> TASK DESCRIPTION: Print the entire listing. Each line must match the original exactly.

►

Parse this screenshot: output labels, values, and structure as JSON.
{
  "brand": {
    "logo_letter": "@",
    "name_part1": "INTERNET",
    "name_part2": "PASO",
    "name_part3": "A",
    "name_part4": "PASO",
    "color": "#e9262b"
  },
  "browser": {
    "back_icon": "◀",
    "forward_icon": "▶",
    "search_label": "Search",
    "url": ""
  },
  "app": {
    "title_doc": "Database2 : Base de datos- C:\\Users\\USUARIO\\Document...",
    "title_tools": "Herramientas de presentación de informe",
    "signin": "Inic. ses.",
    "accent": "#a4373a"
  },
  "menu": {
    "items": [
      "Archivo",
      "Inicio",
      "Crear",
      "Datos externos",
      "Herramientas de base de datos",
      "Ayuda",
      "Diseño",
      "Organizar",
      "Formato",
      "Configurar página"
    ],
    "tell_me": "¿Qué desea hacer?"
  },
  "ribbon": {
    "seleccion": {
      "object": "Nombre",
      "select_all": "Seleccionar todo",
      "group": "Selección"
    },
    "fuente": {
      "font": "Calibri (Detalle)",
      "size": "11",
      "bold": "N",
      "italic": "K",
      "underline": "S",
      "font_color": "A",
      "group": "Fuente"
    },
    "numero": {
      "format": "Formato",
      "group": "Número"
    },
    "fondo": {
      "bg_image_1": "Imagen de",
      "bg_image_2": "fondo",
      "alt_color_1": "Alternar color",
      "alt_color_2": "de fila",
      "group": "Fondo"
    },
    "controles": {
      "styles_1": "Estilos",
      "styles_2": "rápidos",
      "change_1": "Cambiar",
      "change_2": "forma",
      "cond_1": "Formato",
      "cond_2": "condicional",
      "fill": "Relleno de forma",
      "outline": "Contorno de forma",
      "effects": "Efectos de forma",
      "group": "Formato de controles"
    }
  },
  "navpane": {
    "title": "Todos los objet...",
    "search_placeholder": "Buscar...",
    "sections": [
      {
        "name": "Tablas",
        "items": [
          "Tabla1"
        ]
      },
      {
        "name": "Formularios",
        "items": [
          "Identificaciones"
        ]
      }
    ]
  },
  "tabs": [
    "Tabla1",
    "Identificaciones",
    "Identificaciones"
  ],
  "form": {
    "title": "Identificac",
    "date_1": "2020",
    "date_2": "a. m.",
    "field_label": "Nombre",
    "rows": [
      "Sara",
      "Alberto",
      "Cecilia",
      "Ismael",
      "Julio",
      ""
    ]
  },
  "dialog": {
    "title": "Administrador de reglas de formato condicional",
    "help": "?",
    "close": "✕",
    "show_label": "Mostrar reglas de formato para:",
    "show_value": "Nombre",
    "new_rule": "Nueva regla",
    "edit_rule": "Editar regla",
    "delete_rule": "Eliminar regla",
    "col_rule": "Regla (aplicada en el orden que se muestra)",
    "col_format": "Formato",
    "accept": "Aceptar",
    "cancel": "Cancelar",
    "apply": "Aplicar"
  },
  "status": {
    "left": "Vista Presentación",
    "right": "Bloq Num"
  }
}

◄

> PROBLEM SOLUTION:
Parse this screenshot: output labels, values, and structure as JSON.
{
  "brand": {
    "logo_letter": "@",
    "name_part1": "INTERNET",
    "name_part2": "PASO",
    "name_part3": "A",
    "name_part4": "PASO",
    "color": "#e9262b"
  },
  "browser": {
    "back_icon": "◀",
    "forward_icon": "▶",
    "search_label": "Search",
    "url": ""
  },
  "app": {
    "title_doc": "Database2 : Base de datos- C:\\Users\\USUARIO\\Document...",
    "title_tools": "Herramientas de presentación de informe",
    "signin": "Inic. ses.",
    "accent": "#a4373a"
  },
  "menu": {
    "items": [
      "Archivo",
      "Inicio",
      "Crear",
      "Datos externos",
      "Herramientas de base de datos",
      "Ayuda",
      "Diseño",
      "Organizar",
      "Formato",
      "Configurar página"
    ],
    "tell_me": "¿Qué desea hacer?"
  },
  "ribbon": {
    "seleccion": {
      "object": "Nombre",
      "select_all": "Seleccionar todo",
      "group": "Selección"
    },
    "fuente": {
      "font": "Calibri (Detalle)",
      "size": "11",
      "bold": "N",
      "italic": "K",
      "underline": "S",
      "font_color": "A",
      "group": "Fuente"
    },
    "numero": {
      "format": "Formato",
      "group": "Número"
    },
    "fondo": {
      "bg_image_1": "Imagen de",
      "bg_image_2": "fondo",
      "alt_color_1": "Alternar color",
      "alt_color_2": "de fila",
      "group": "Fondo"
    },
    "controles": {
      "styles_1": "Estilos",
      "styles_2": "rápidos",
      "change_1": "Cambiar",
      "change_2": "forma",
      "cond_1": "Formato",
      "cond_2": "condicional",
      "fill": "Relleno de forma",
      "outline": "Contorno de forma",
      "effects": "Efectos de forma",
      "group": "Formato de controles"
    }
  },
  "navpane": {
    "title": "Todos los objet...",
    "search_placeholder": "Buscar...",
    "sections": [
      {
        "name": "Tablas",
        "items": [
          "Tabla1"
        ]
      },
      {
        "name": "Formularios",
        "items": [
          "Identificaciones"
        ]
      }
    ]
  },
  "tabs": [
    "Tabla1",
    "Identificaciones",
    "Identificaciones"
  ],
  "form": {
    "title": "Identificac",
    "date_1": "2020",
    "date_2": "a. m.",
    "field_label": "Nombre",
    "rows": [
      "Sara",
      "Alberto",
      "Cecilia",
      "Ismael",
      "Julio",
      ""
    ]
  },
  "dialog": {
    "title": "Administrador de reglas de formato condicional",
    "help": "?",
    "close": "✕",
    "show_label": "Mostrar reglas de formato para:",
    "show_value": "Nombre",
    "new_rule": "Nueva regla",
    "edit_rule": "Editar regla",
    "delete_rule": "Eliminar regla",
    "col_rule": "Regla (aplicada en el orden que se muestra)",
    "col_format": "Formato",
    "accept": "Aceptar",
    "cancel": "Cancelar",
    "apply": "Aplicar"
  },
  "status": {
    "left": "Vista Presentación",
    "right": "Bloq Num"
  }
}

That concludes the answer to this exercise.